Opening the door and removing the fence gives us more depth to wander about. NIce. Esp the dappled sunlight on the roof of the little red building.

Chickens - walking vegetables!? Don't tell Wayne! But a dog would be good! A dog would be great. Sleeping in the sun? Maybe romping about having chased all the chickens away.

I now appreciate what is happening with the little peak roof that was giving me such agita. It all makes sense now.
Our guy in the Caterpillar hat is very non-chalant. Taking a break from moving all those bales.
All in all this is just terrific, beautiful lights, finely done!

02-10-2005, 10:26 PM
Now I have to go back and look through the archives to see what other things "old timers" do!
Loved watching the development of your painting - how the light changes and how the figure moves from early work mode to later just takin in the view! Feel like I just enjoyed a good story... By now you probably have your collie mix warming his bones - but might also be fun to add a barncat or two... I can imagine one up on one of the bales on the trailer...
I am enjoying this part of the site - gives a wonderful opportunity to visit other people's process.

02-11-2005, 05:30 PM
It's been really interesting to watch the development of this painting but one thing is bugging me. As someone who handles baled hay every day, they just dont look believable to me somehow.

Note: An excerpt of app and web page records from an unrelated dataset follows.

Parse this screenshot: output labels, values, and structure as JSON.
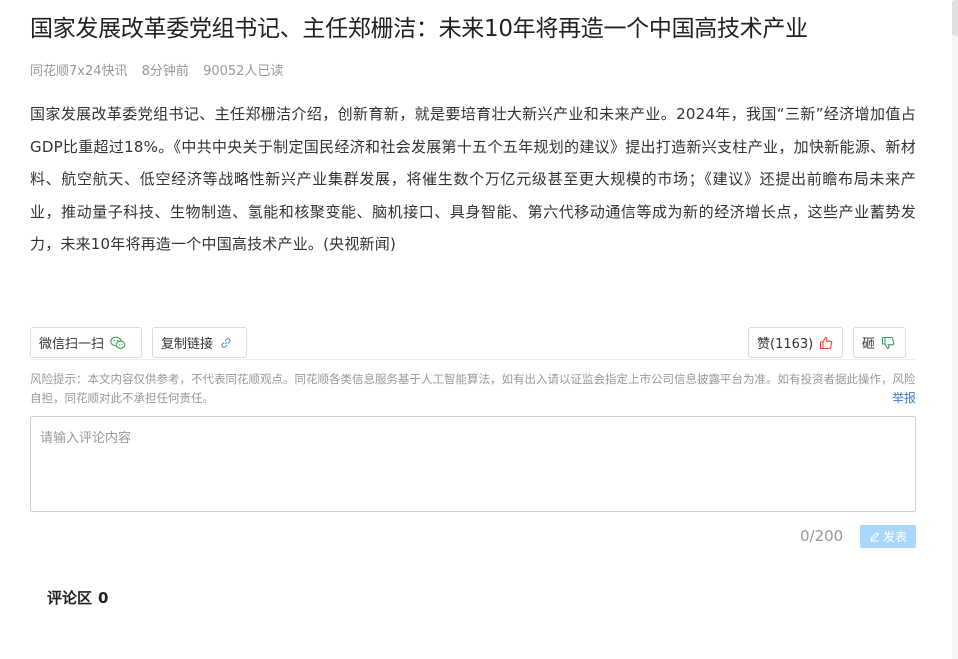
{
  "article": {
    "title": "国家发展改革委党组书记、主任郑栅洁：未来10年将再造一个中国高技术产业",
    "meta": {
      "source": "同花顺7x24快讯",
      "time": "8分钟前",
      "reads": "90052人已读"
    },
    "body": "国家发展改革委党组书记、主任郑栅洁介绍，创新育新，就是要培育壮大新兴产业和未来产业。2024年，我国“三新”经济增加值占GDP比重超过18%。《中共中央关于制定国民经济和社会发展第十五个五年规划的建议》提出打造新兴支柱产业，加快新能源、新材料、航空航天、低空经济等战略性新兴产业集群发展，将催生数个万亿元级甚至更大规模的市场；《建议》还提出前瞻布局未来产业，推动量子科技、生物制造、氢能和核聚变能、脑机接口、具身智能、第六代移动通信等成为新的经济增长点，这些产业蓄势发力，未来10年将再造一个中国高技术产业。(央视新闻)"
  },
  "actions": {
    "wechat_label": "微信扫一扫",
    "copy_label": "复制链接",
    "like_label": "赞(1163)",
    "dislike_label": "砸"
  },
  "risk_notice": "风险提示：本文内容仅供参考，不代表同花顺观点。同花顺各类信息服务基于人工智能算法，如有出入请以证监会指定上市公司信息披露平台为准。如有投资者据此操作，风险自担，同花顺对此不承担任何责任。",
  "report_label": "举报",
  "comment": {
    "placeholder": "请输入评论内容",
    "count": "0/200",
    "post_label": "发表",
    "section_title": "评论区",
    "section_count": "0"
  },
  "colors": {
    "accent": "#3a7bd5",
    "post_button": "#a9d6fb",
    "like_icon": "#e04a3a",
    "dislike_icon": "#3aa15a",
    "wechat_icon": "#3aa15a"
  },
  "icons": {
    "wechat": "wechat-icon",
    "copy": "link-icon",
    "like": "thumbs-up-icon",
    "dislike": "thumbs-down-icon",
    "post": "pencil-icon"
  }
}
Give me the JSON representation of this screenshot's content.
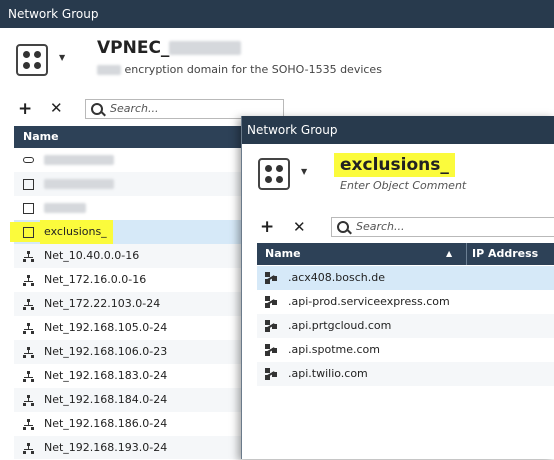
{
  "window1": {
    "title": "Network Group",
    "object_name": "VPNEC_",
    "comment_suffix": "encryption domain for the SOHO-1535 devices",
    "search_placeholder": "Search...",
    "column_name": "Name",
    "rows": [
      {
        "label": "",
        "blurred": true,
        "icon": "host-icon"
      },
      {
        "label": "",
        "blurred": true,
        "icon": "group-icon"
      },
      {
        "label": "",
        "blurred": true,
        "icon": "group-icon"
      },
      {
        "label": "exclusions_",
        "blurred": false,
        "icon": "group-icon",
        "selected": true
      },
      {
        "label": "Net_10.40.0.0-16",
        "icon": "network-icon"
      },
      {
        "label": "Net_172.16.0.0-16",
        "icon": "network-icon"
      },
      {
        "label": "Net_172.22.103.0-24",
        "icon": "network-icon"
      },
      {
        "label": "Net_192.168.105.0-24",
        "icon": "network-icon"
      },
      {
        "label": "Net_192.168.106.0-23",
        "icon": "network-icon"
      },
      {
        "label": "Net_192.168.183.0-24",
        "icon": "network-icon"
      },
      {
        "label": "Net_192.168.184.0-24",
        "icon": "network-icon"
      },
      {
        "label": "Net_192.168.186.0-24",
        "icon": "network-icon"
      },
      {
        "label": "Net_192.168.193.0-24",
        "icon": "network-icon"
      }
    ]
  },
  "window2": {
    "title": "Network Group",
    "object_name": "exclusions_",
    "comment_placeholder": "Enter Object Comment",
    "search_placeholder": "Search...",
    "column_name": "Name",
    "column_sort_indicator": "▲",
    "column_ip": "IP Address",
    "rows": [
      {
        "label": ".acx408.bosch.de",
        "icon": "domain-icon"
      },
      {
        "label": ".api-prod.serviceexpress.com",
        "icon": "domain-icon"
      },
      {
        "label": ".api.prtgcloud.com",
        "icon": "domain-icon"
      },
      {
        "label": ".api.spotme.com",
        "icon": "domain-icon"
      },
      {
        "label": ".api.twilio.com",
        "icon": "domain-icon"
      }
    ]
  },
  "colors": {
    "titlebar": "#283a4d",
    "column_header": "#2d4157",
    "selection": "#d6e9f8",
    "highlight": "#fbfb3c"
  }
}
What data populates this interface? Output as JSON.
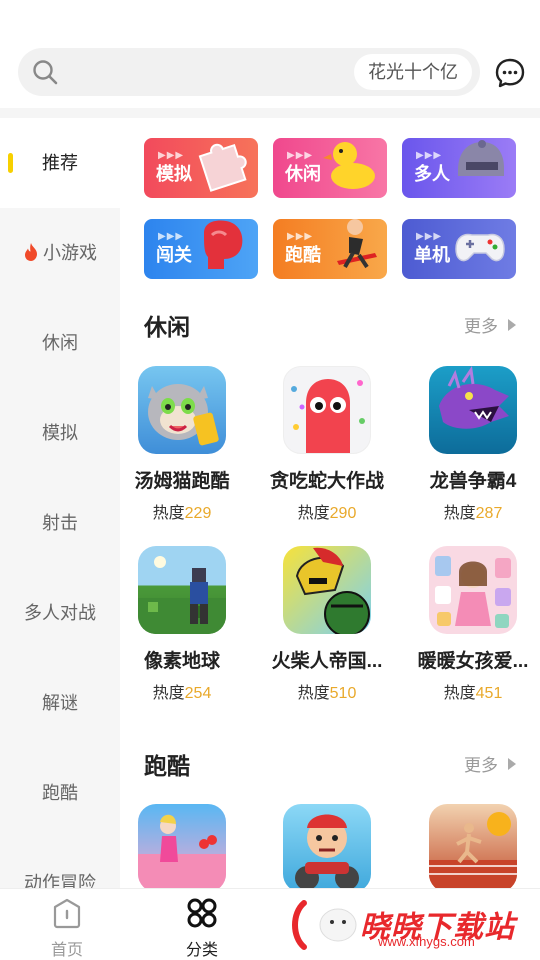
{
  "search": {
    "hint": "花光十个亿"
  },
  "sidebar": {
    "items": [
      {
        "label": "推荐",
        "active": true
      },
      {
        "label": "小游戏",
        "icon": "fire-icon"
      },
      {
        "label": "休闲"
      },
      {
        "label": "模拟"
      },
      {
        "label": "射击"
      },
      {
        "label": "多人对战"
      },
      {
        "label": "解谜"
      },
      {
        "label": "跑酷"
      },
      {
        "label": "动作冒险"
      }
    ]
  },
  "categories": [
    {
      "label": "模拟",
      "icon": "puzzle-icon",
      "color": "#f2545b"
    },
    {
      "label": "休闲",
      "icon": "duck-icon",
      "color": "#f0538a"
    },
    {
      "label": "多人",
      "icon": "helmet-icon",
      "color": "#7b5cf0"
    },
    {
      "label": "闯关",
      "icon": "boxing-glove-icon",
      "color": "#3b8df0"
    },
    {
      "label": "跑酷",
      "icon": "runner-icon",
      "color": "#f6892c"
    },
    {
      "label": "单机",
      "icon": "gamepad-icon",
      "color": "#5a68d8"
    }
  ],
  "sections": [
    {
      "title": "休闲",
      "more": "更多",
      "games": [
        {
          "name": "汤姆猫跑酷",
          "heat_label": "热度",
          "heat": "229"
        },
        {
          "name": "贪吃蛇大作战",
          "heat_label": "热度",
          "heat": "290"
        },
        {
          "name": "龙兽争霸4",
          "heat_label": "热度",
          "heat": "287"
        },
        {
          "name": "像素地球",
          "heat_label": "热度",
          "heat": "254"
        },
        {
          "name": "火柴人帝国...",
          "heat_label": "热度",
          "heat": "510"
        },
        {
          "name": "暖暖女孩爱...",
          "heat_label": "热度",
          "heat": "451"
        }
      ]
    },
    {
      "title": "跑酷",
      "more": "更多",
      "games": [
        {},
        {},
        {}
      ]
    }
  ],
  "tabbar": {
    "tabs": [
      {
        "label": "首页",
        "icon": "home-icon"
      },
      {
        "label": "分类",
        "icon": "category-icon",
        "active": true
      }
    ]
  },
  "watermark": {
    "text": "晓晓下载站",
    "url": "www.xfhygs.com"
  }
}
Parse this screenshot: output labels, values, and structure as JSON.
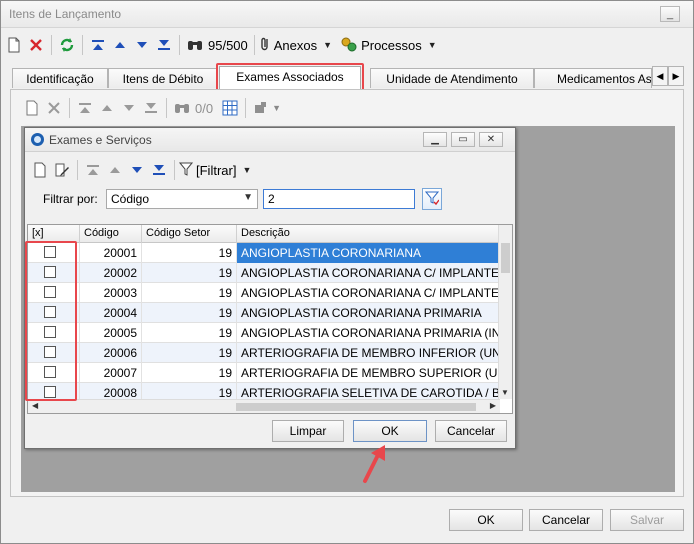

To sharp at the corners, there should be indented indications of the baler twines , rounded corners, and some broken bales where they have fallen off the wagon. Overall great feeling, like in my own barn.

Jim Updegraff
02-11-2005, 08:44 PM
There is no question about it, minihorse. I need to round off some corners and break some bales. Damn, I hate broken throw bales. Thatís why Iíve gone to the quarter ton squares. It is so easy to lift off a couple or three flakes, but they arenít very picturesque.

Jim Updegraff
02-12-2005, 10:09 PM
All my instincts tell me itís time to walk away from this. Iíll start a fresh one with a lower vantage point.